### TASK OBJECTIVE
Retype each entry. Leave every word as it is.

### DATA EXTRACT
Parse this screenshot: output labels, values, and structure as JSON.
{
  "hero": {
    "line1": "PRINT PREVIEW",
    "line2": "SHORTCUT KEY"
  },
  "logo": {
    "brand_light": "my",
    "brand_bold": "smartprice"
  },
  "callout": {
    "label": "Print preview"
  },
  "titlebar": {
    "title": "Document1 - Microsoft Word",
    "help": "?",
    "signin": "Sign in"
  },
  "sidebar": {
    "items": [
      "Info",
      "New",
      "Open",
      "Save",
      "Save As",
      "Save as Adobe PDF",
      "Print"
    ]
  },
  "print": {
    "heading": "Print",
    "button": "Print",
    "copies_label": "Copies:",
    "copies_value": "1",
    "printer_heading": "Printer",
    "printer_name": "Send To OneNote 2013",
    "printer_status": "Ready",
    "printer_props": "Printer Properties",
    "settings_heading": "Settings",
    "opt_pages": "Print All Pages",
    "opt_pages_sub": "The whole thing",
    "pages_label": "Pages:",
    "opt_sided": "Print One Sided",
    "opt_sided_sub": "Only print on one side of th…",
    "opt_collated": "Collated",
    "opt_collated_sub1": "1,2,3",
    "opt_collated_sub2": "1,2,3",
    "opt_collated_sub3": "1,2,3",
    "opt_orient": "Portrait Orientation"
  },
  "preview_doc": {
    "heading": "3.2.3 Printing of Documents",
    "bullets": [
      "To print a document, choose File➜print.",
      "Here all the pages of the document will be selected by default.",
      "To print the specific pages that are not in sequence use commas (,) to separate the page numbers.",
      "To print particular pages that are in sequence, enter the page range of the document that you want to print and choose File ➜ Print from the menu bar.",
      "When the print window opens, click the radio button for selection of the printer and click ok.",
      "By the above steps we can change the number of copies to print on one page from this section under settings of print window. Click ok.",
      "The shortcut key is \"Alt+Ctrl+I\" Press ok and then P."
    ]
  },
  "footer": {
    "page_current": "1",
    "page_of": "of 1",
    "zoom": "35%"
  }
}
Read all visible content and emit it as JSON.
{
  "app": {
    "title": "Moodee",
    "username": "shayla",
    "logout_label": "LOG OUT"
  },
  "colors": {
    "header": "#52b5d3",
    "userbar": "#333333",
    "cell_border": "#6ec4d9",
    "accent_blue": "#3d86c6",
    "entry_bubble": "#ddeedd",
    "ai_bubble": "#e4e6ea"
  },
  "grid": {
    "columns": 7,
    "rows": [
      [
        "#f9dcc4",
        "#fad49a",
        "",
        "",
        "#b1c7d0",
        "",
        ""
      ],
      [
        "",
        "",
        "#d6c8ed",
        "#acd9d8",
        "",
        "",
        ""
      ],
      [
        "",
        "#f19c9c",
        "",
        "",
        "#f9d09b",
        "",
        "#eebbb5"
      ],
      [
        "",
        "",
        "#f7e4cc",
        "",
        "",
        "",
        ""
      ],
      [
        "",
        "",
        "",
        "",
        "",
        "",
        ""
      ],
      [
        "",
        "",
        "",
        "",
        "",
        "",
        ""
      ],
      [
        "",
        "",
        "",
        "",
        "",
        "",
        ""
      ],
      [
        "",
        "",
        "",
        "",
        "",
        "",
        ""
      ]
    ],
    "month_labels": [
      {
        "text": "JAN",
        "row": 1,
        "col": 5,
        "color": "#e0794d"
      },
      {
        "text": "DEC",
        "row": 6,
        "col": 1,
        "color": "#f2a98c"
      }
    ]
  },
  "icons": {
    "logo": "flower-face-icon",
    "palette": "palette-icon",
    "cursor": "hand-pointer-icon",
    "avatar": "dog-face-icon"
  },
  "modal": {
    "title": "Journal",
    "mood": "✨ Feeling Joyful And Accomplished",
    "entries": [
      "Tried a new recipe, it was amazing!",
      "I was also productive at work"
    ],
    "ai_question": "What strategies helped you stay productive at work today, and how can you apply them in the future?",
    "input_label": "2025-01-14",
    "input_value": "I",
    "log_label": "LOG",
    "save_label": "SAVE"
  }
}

### ANSWER AREA
Parse this screenshot: output labels, values, and structure as JSON.
{
  "hero": {
    "line1": "PRINT PREVIEW",
    "line2": "SHORTCUT KEY"
  },
  "logo": {
    "brand_light": "my",
    "brand_bold": "smartprice"
  },
  "callout": {
    "label": "Print preview"
  },
  "titlebar": {
    "title": "Document1 - Microsoft Word",
    "help": "?",
    "signin": "Sign in"
  },
  "sidebar": {
    "items": [
      "Info",
      "New",
      "Open",
      "Save",
      "Save As",
      "Save as Adobe PDF",
      "Print"
    ]
  },
  "print": {
    "heading": "Print",
    "button": "Print",
    "copies_label": "Copies:",
    "copies_value": "1",
    "printer_heading": "Printer",
    "printer_name": "Send To OneNote 2013",
    "printer_status": "Ready",
    "printer_props": "Printer Properties",
    "settings_heading": "Settings",
    "opt_pages": "Print All Pages",
    "opt_pages_sub": "The whole thing",
    "pages_label": "Pages:",
    "opt_sided": "Print One Sided",
    "opt_sided_sub": "Only print on one side of th…",
    "opt_collated": "Collated",
    "opt_collated_sub1": "1,2,3",
    "opt_collated_sub2": "1,2,3",
    "opt_collated_sub3": "1,2,3",
    "opt_orient": "Portrait Orientation"
  },
  "preview_doc": {
    "heading": "3.2.3 Printing of Documents",
    "bullets": [
      "To print a document, choose File➜print.",
      "Here all the pages of the document will be selected by default.",
      "To print the specific pages that are not in sequence use commas (,) to separate the page numbers.",
      "To print particular pages that are in sequence, enter the page range of the document that you want to print and choose File ➜ Print from the menu bar.",
      "When the print window opens, click the radio button for selection of the printer and click ok.",
      "By the above steps we can change the number of copies to print on one page from this section under settings of print window. Click ok.",
      "The shortcut key is \"Alt+Ctrl+I\" Press ok and then P."
    ]
  },
  "footer": {
    "page_current": "1",
    "page_of": "of 1",
    "zoom": "35%"
  }
}
Read all visible content and emit it as JSON.
{
  "app": {
    "title": "Moodee",
    "username": "shayla",
    "logout_label": "LOG OUT"
  },
  "colors": {
    "header": "#52b5d3",
    "userbar": "#333333",
    "cell_border": "#6ec4d9",
    "accent_blue": "#3d86c6",
    "entry_bubble": "#ddeedd",
    "ai_bubble": "#e4e6ea"
  },
  "grid": {
    "columns": 7,
    "rows": [
      [
        "#f9dcc4",
        "#fad49a",
        "",
        "",
        "#b1c7d0",
        "",
        ""
      ],
      [
        "",
        "",
        "#d6c8ed",
        "#acd9d8",
        "",
        "",
        ""
      ],
      [
        "",
        "#f19c9c",
        "",
        "",
        "#f9d09b",
        "",
        "#eebbb5"
      ],
      [
        "",
        "",
        "#f7e4cc",
        "",
        "",
        "",
        ""
      ],
      [
        "",
        "",
        "",
        "",
        "",
        "",
        ""
      ],
      [
        "",
        "",
        "",
        "",
        "",
        "",
        ""
      ],
      [
        "",
        "",
        "",
        "",
        "",
        "",
        ""
      ],
      [
        "",
        "",
        "",
        "",
        "",
        "",
        ""
      ]
    ],
    "month_labels": [
      {
        "text": "JAN",
        "row": 1,
        "col": 5,
        "color": "#e0794d"
      },
      {
        "text": "DEC",
        "row": 6,
        "col": 1,
        "color": "#f2a98c"
      }
    ]
  },
  "icons": {
    "logo": "flower-face-icon",
    "palette": "palette-icon",
    "cursor": "hand-pointer-icon",
    "avatar": "dog-face-icon"
  },
  "modal": {
    "title": "Journal",
    "mood": "✨ Feeling Joyful And Accomplished",
    "entries": [
      "Tried a new recipe, it was amazing!",
      "I was also productive at work"
    ],
    "ai_question": "What strategies helped you stay productive at work today, and how can you apply them in the future?",
    "input_label": "2025-01-14",
    "input_value": "I",
    "log_label": "LOG",
    "save_label": "SAVE"
  }
}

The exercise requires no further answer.